World leaders are gathered at the United Nations this week faced with the continuing war in Syria and overwhelmed by the refugee crisis. Those were among the issues President Obama addressed in his final remarks to the world body. Though he didn't mention U.S. politics, the current campaign debate over America's role in the world was clearly on his mind. Here's NPR's Michele Kelemen.

MICHELE KELEMEN, BYLINE: Reflecting on his time in office, President Obama touted the moments when the world came together under his watch to fight Ebola in West Africa and negotiate a climate change deal, and he pushed back at the notion that the world's problems are America's to fix.


PRESIDENT BARACK OBAMA: I've noticed as president that at times both America's adversaries and some of our allies believe that all problems were either caused by Washington or could be solved by Washington. And perhaps too many in Washington believe that as well.

KELEMEN: Obama also used this speech to rail against political strongmen and isolationism, saying, quote, "a nation ringed by walls would only imprison itself." That was a clear dig at Donald Trump, though Obama never mentioned the Republican candidate's name in his address to the world body. He was explicit when it came time to criticize China and Russia for, in his words, trying to recover lost glory through force.

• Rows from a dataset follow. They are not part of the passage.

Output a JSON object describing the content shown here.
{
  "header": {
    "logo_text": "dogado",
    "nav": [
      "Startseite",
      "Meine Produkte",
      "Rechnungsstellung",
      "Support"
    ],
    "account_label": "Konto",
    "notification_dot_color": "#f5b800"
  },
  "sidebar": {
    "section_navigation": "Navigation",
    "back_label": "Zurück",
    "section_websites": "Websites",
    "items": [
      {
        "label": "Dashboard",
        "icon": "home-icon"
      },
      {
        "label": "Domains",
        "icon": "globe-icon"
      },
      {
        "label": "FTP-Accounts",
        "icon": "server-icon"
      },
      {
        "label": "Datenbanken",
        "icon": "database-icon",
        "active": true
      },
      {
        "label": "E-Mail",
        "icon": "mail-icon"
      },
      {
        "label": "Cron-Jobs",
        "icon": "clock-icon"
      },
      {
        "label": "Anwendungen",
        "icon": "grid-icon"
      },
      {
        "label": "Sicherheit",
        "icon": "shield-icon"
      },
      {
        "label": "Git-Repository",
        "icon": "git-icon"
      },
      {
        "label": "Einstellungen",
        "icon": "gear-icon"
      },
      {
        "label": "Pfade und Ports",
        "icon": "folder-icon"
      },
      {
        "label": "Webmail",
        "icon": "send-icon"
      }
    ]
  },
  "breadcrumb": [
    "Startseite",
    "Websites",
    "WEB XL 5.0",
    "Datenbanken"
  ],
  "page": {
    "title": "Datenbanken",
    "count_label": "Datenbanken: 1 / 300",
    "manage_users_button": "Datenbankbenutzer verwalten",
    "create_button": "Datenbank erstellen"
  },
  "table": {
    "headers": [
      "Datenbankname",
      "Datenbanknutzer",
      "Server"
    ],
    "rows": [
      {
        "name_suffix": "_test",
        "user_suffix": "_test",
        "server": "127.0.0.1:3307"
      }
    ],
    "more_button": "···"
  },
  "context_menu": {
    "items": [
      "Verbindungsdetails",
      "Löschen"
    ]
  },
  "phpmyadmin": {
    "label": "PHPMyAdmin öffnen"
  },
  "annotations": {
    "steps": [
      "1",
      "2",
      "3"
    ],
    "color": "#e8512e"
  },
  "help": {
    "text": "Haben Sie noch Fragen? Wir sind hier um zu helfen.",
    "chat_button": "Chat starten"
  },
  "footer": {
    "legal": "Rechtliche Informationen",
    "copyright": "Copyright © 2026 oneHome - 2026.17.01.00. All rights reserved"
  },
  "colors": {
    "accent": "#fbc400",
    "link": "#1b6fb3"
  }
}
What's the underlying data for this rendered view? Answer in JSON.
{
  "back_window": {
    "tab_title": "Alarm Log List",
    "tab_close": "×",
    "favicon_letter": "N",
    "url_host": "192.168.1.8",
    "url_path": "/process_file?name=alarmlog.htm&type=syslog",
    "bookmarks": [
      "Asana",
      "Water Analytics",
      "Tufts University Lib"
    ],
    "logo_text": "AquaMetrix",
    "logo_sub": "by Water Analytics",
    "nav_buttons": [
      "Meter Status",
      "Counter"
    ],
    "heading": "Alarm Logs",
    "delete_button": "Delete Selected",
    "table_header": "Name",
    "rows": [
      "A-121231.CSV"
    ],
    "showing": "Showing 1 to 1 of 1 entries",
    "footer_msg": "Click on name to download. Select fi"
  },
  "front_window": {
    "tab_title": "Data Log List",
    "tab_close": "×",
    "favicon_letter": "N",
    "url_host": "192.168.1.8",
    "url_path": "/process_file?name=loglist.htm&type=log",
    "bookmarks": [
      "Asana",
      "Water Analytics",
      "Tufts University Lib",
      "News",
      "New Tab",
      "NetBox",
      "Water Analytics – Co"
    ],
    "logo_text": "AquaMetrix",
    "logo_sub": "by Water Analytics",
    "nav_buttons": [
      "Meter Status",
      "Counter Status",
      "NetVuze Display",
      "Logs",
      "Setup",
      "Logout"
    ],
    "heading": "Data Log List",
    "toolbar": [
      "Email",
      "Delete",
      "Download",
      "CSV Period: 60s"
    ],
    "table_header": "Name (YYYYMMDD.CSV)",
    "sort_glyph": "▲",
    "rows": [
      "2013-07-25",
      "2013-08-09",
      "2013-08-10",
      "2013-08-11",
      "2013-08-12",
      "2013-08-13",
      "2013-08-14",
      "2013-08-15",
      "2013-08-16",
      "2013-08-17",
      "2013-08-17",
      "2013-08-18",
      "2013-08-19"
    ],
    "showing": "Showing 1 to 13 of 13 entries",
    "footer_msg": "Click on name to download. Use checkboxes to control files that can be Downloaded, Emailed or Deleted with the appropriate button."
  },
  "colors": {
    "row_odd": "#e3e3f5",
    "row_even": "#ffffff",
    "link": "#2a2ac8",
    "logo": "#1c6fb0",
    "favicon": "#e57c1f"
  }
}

OBAMA: If Russia continues to interfere in the affairs of its neighbors, it may be popular at home. It may fuel nationalist fervor for a time, but over time, it is also going to diminish its stature and make its borders less secure. In the South China Sea, a peaceful resolution of disputes offered by law will mean far greater stability than the militarization of a few rocks and reefs.

KELEMEN: The U.N. secretary general, Ban Ki-moon, who opened today's session, also didn't hold back. His tenure ends later this year, so this was his swan song too. He lashed out at member states that have been fueling the war in Syria where Ban says many groups have killed too many innocents.


BAN KI-MOON: None more so than the government of Syria, which continues to barrel bomb neighborhoods and systematically torture thousands of detainees.

KELEMEN: And using unusually sharp language, he said powerful patrons have blood on their hands, too. Today the U.N. suspended aid deliveries after a convoy in Aleppo came under attack. The U.S. says it is Russia's responsibility to rein in the Syrian military and stop such atrocities. Secretary of State John Kerry has been holding talks here in New York to see if a cease-fire deal he worked out with the Russians is still viable.

The U.N. is also trying to grapple with a refugee crisis driven in large part by the war in Syria. President Obama says the U.S. and other rich nations need to do more to help despite tough politics surrounding this.


OBAMA: Because in the eyes of innocent men and women and children who through no fault of their own have had to flee everything that they know, everything that they love, we have to have the empathy to see ourselves. We have to imagine what it would be like for our family, for our children if the unspeakable happened to us.

KELEMEN: The Obama administration is planning to increase the number of refugees it admits this coming year to 110,000. That includes not just Syrians but refugees from all over the globe. The president also brought together CEOs of major companies to invest in online education, job programs and financial services for refugees to help ease the burden of countries surrounding Syria that have taken in millions of people. Michele Kelemen, NPR News, the United Nations. Transcript provided by NPR, Copyright NPR.

Michele Kelemen has been with NPR for two decades, starting as NPR's Moscow bureau chief and now covering the State Department and Washington's diplomatic corps. Her reports can be heard on all NPR News programs, including Morning Edition and All Things Considered.